(WHAT YOU ARE ASKED TO DO) Word for word, restate each of the records below.

Page and application data records

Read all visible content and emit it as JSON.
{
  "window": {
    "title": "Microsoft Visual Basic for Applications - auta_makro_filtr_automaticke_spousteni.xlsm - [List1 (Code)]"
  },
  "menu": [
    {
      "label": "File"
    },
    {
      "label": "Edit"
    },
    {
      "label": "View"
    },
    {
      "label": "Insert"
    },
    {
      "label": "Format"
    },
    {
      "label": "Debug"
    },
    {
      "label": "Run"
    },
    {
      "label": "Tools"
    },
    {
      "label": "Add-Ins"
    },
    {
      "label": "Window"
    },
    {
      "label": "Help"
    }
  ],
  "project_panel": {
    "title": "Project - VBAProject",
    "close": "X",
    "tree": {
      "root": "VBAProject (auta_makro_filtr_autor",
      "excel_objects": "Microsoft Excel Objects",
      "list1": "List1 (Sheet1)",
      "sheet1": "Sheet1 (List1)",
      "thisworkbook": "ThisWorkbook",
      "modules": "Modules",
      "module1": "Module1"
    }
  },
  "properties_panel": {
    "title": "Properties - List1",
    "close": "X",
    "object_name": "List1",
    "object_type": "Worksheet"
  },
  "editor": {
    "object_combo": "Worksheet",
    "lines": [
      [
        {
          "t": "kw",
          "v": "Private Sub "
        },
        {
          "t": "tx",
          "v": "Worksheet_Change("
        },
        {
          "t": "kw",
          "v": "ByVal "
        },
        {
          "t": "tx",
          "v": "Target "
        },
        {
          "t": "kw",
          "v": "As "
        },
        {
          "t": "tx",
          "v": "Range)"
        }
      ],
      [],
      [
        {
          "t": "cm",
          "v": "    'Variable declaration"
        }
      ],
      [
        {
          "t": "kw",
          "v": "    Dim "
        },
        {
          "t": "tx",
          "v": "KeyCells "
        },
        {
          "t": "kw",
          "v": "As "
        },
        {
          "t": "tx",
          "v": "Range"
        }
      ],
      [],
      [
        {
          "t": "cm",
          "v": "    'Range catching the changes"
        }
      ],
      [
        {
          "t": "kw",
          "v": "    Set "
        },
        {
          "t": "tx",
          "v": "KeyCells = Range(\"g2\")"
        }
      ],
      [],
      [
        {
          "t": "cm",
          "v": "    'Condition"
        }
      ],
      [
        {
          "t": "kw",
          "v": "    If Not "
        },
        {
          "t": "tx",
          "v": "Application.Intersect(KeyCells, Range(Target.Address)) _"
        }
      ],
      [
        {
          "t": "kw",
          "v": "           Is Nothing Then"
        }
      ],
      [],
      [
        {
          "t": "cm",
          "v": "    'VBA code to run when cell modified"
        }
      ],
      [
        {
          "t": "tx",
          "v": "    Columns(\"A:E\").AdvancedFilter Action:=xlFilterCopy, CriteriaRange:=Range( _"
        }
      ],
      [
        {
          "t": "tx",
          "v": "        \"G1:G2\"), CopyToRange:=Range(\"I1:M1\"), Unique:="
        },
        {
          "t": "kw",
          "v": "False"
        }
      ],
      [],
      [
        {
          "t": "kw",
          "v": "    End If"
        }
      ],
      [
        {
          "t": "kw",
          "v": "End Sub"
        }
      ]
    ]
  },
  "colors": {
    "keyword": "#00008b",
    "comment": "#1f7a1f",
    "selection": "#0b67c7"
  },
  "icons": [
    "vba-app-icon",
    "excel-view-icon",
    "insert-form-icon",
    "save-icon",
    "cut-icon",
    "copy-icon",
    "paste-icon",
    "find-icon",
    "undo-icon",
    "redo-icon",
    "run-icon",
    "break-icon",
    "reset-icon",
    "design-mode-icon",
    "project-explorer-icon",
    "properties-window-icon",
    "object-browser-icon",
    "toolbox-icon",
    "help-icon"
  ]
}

(WRITTEN SOLUTION)
Read all visible content and emit it as JSON.
{
  "window": {
    "title": "Microsoft Visual Basic for Applications - auta_makro_filtr_automaticke_spousteni.xlsm - [List1 (Code)]"
  },
  "menu": [
    {
      "label": "File"
    },
    {
      "label": "Edit"
    },
    {
      "label": "View"
    },
    {
      "label": "Insert"
    },
    {
      "label": "Format"
    },
    {
      "label": "Debug"
    },
    {
      "label": "Run"
    },
    {
      "label": "Tools"
    },
    {
      "label": "Add-Ins"
    },
    {
      "label": "Window"
    },
    {
      "label": "Help"
    }
  ],
  "project_panel": {
    "title": "Project - VBAProject",
    "close": "X",
    "tree": {
      "root": "VBAProject (auta_makro_filtr_autor",
      "excel_objects": "Microsoft Excel Objects",
      "list1": "List1 (Sheet1)",
      "sheet1": "Sheet1 (List1)",
      "thisworkbook": "ThisWorkbook",
      "modules": "Modules",
      "module1": "Module1"
    }
  },
  "properties_panel": {
    "title": "Properties - List1",
    "close": "X",
    "object_name": "List1",
    "object_type": "Worksheet"
  },
  "editor": {
    "object_combo": "Worksheet",
    "lines": [
      [
        {
          "t": "kw",
          "v": "Private Sub "
        },
        {
          "t": "tx",
          "v": "Worksheet_Change("
        },
        {
          "t": "kw",
          "v": "ByVal "
        },
        {
          "t": "tx",
          "v": "Target "
        },
        {
          "t": "kw",
          "v": "As "
        },
        {
          "t": "tx",
          "v": "Range)"
        }
      ],
      [],
      [
        {
          "t": "cm",
          "v": "    'Variable declaration"
        }
      ],
      [
        {
          "t": "kw",
          "v": "    Dim "
        },
        {
          "t": "tx",
          "v": "KeyCells "
        },
        {
          "t": "kw",
          "v": "As "
        },
        {
          "t": "tx",
          "v": "Range"
        }
      ],
      [],
      [
        {
          "t": "cm",
          "v": "    'Range catching the changes"
        }
      ],
      [
        {
          "t": "kw",
          "v": "    Set "
        },
        {
          "t": "tx",
          "v": "KeyCells = Range(\"g2\")"
        }
      ],
      [],
      [
        {
          "t": "cm",
          "v": "    'Condition"
        }
      ],
      [
        {
          "t": "kw",
          "v": "    If Not "
        },
        {
          "t": "tx",
          "v": "Application.Intersect(KeyCells, Range(Target.Address)) _"
        }
      ],
      [
        {
          "t": "kw",
          "v": "           Is Nothing Then"
        }
      ],
      [],
      [
        {
          "t": "cm",
          "v": "    'VBA code to run when cell modified"
        }
      ],
      [
        {
          "t": "tx",
          "v": "    Columns(\"A:E\").AdvancedFilter Action:=xlFilterCopy, CriteriaRange:=Range( _"
        }
      ],
      [
        {
          "t": "tx",
          "v": "        \"G1:G2\"), CopyToRange:=Range(\"I1:M1\"), Unique:="
        },
        {
          "t": "kw",
          "v": "False"
        }
      ],
      [],
      [
        {
          "t": "kw",
          "v": "    End If"
        }
      ],
      [
        {
          "t": "kw",
          "v": "End Sub"
        }
      ]
    ]
  },
  "colors": {
    "keyword": "#00008b",
    "comment": "#1f7a1f",
    "selection": "#0b67c7"
  },
  "icons": [
    "vba-app-icon",
    "excel-view-icon",
    "insert-form-icon",
    "save-icon",
    "cut-icon",
    "copy-icon",
    "paste-icon",
    "find-icon",
    "undo-icon",
    "redo-icon",
    "run-icon",
    "break-icon",
    "reset-icon",
    "design-mode-icon",
    "project-explorer-icon",
    "properties-window-icon",
    "object-browser-icon",
    "toolbox-icon",
    "help-icon"
  ]
}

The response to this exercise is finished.